It's ending in 2012 get's a lot of play in various circles - some respectable, many not. It is a curiosity to me.

The end of an age is prophesied in many mythologies. I haven't a clue, except to say that I think many people, many, many people, sense that something is up. Of course, many Christians thought the world was going to end at the turn of the millenium before last yet, here we are. :D

Andrew Craig-Bennett
12-05-2004, 06:08 AM
Jack, the passage you cite really is making bricks without straw. If you are interested in the work of the Leakeys, why not read them at first hand?

Jack Heinlen
12-05-2004, 09:58 AM
If you are interested in the work of the Leakeys, why not read them at first hand? I have, quite extensively, in Louis' work especially. I took a batchelor degree in evolutionary biology, with strong geology and anthropology components, and he was required reading.

Look, all I'm saying is that if the anomolies pointed out by Cremo have any credence then a re-evaluation of human pre-history is in order. I also know that academic science can become ensnared by its own theories. If you go against them you are often ostracized.

It took half a century for a maverick German scientist named Wegner to begin to get a fair hearing, and now his theory of continental drift is orthodoxy. All he did was look at maps and notice how neatly the continents fit together. He proposed no mechanism(which is still being argued in its details) he simply looked at what was as plain as paint.

As much as I admire science, it, often, isn't very good at the new. It's part and parcel of the discipline. This is especially true the farther one gets from the laboratory.

Keith Wilson
12-05-2004, 07:55 PM
As much as I admire science, it, often, isn't very good at the new. It's part and parcel of the discipline. For science to work effectively, there should be resistance to new ideas, and the resistance should be proportional to how radical the idea is. A minor revision is one thing, but if a new theory completely invalidates 100+ years of work by tens of thousands of people, there better be resistance to it. Not so much that it's dismissed completely if the evidence is good, but enough that a radical new idea better have damned good data to back it up. This discourages fads and half-baked theorizing. For every theory of continental drift that is first ridiculed and later proved correct, there are at least 1000 wackos. I strongly suspect that this guy is one of the latter, although I could be wrong.
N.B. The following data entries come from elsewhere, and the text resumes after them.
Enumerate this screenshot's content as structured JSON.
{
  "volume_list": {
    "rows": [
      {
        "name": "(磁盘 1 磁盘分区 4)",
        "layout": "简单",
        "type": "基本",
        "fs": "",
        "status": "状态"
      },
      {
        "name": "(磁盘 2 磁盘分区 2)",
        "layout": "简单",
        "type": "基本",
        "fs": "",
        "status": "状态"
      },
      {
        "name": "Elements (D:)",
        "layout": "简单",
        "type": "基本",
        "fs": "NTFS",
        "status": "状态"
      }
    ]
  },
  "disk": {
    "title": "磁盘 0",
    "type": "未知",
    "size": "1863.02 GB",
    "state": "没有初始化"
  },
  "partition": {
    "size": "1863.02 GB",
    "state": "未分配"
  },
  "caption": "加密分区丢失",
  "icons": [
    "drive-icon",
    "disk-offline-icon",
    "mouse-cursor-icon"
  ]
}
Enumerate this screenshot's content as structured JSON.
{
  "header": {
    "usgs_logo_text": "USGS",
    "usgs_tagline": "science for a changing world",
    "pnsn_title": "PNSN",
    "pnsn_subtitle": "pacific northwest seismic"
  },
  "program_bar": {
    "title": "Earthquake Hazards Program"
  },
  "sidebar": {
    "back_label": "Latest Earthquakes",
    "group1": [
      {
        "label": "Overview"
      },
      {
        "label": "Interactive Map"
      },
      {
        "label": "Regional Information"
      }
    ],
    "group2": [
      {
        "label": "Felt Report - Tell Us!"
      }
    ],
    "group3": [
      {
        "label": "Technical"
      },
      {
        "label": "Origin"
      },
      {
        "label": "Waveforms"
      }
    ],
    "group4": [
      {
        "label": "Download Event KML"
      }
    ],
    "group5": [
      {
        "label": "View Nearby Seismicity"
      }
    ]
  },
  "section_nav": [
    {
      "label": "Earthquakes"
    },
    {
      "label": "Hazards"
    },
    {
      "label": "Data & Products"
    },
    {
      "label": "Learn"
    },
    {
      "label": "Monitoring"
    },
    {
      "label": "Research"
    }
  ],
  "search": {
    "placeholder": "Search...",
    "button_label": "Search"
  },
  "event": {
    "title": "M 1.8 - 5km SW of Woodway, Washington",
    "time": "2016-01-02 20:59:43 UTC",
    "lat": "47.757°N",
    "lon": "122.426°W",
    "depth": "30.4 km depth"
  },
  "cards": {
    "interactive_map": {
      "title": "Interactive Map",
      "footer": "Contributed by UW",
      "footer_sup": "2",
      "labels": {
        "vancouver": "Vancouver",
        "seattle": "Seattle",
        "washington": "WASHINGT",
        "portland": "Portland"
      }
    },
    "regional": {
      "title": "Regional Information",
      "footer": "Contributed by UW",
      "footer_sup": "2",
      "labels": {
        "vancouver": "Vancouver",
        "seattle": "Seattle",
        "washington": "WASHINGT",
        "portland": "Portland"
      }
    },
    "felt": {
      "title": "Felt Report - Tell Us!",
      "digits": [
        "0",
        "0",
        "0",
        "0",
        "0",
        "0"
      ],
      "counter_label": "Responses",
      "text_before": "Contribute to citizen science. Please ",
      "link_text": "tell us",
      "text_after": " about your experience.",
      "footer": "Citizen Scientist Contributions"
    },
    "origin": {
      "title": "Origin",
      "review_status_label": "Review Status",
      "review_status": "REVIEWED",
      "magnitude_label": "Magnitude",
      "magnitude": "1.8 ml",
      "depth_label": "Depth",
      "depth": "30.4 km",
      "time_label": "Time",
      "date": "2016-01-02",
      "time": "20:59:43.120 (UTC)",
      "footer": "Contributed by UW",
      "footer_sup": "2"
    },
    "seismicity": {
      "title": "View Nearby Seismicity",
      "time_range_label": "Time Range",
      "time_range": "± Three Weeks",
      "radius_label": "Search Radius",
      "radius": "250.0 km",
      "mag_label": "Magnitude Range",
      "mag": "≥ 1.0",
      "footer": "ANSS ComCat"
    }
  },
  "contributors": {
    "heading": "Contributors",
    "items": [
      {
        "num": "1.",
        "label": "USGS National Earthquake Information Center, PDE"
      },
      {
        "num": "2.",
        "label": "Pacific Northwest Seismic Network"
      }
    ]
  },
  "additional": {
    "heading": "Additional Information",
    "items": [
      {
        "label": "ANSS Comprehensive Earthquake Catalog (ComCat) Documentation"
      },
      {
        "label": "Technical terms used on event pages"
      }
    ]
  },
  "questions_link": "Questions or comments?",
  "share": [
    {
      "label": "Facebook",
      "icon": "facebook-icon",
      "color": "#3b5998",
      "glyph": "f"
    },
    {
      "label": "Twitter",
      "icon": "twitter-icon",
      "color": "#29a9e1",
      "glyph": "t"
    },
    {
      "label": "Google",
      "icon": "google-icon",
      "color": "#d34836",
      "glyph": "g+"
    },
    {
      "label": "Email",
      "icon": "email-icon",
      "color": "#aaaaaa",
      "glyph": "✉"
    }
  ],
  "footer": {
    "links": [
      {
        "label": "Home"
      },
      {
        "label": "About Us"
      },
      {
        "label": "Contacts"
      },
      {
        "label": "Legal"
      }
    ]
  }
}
Victor
12-07-2004, 07:29 AM
So there is evidence of moadern humans going much further back than 100,000 years? OK. But this guy would have a lot more credibility if he'd leave his hare krishna BS out of it. Once he starts in on his trillion-year Hindu cycles, whose only basis is his desire to believe, it blows the whole thing.